Try it:
Look at each line below and count those with the word "name"; the answer is that number only.

Saved data entries
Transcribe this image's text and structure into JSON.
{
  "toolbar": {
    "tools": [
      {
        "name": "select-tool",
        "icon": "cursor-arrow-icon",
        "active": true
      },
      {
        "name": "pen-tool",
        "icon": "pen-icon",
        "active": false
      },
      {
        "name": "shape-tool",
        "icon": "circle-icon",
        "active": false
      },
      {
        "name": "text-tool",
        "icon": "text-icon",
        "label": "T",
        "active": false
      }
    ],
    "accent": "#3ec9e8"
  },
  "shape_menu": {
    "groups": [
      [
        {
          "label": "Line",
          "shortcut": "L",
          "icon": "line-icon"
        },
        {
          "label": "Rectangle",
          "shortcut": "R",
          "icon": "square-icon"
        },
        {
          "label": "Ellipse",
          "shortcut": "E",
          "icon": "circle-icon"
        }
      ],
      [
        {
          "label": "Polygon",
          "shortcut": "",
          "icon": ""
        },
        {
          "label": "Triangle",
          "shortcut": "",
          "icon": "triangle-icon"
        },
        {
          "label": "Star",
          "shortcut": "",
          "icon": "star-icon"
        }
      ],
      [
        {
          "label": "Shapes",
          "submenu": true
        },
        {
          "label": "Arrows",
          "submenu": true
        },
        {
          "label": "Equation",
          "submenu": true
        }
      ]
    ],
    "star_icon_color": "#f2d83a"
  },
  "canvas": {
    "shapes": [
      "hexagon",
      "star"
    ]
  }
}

Written response:
4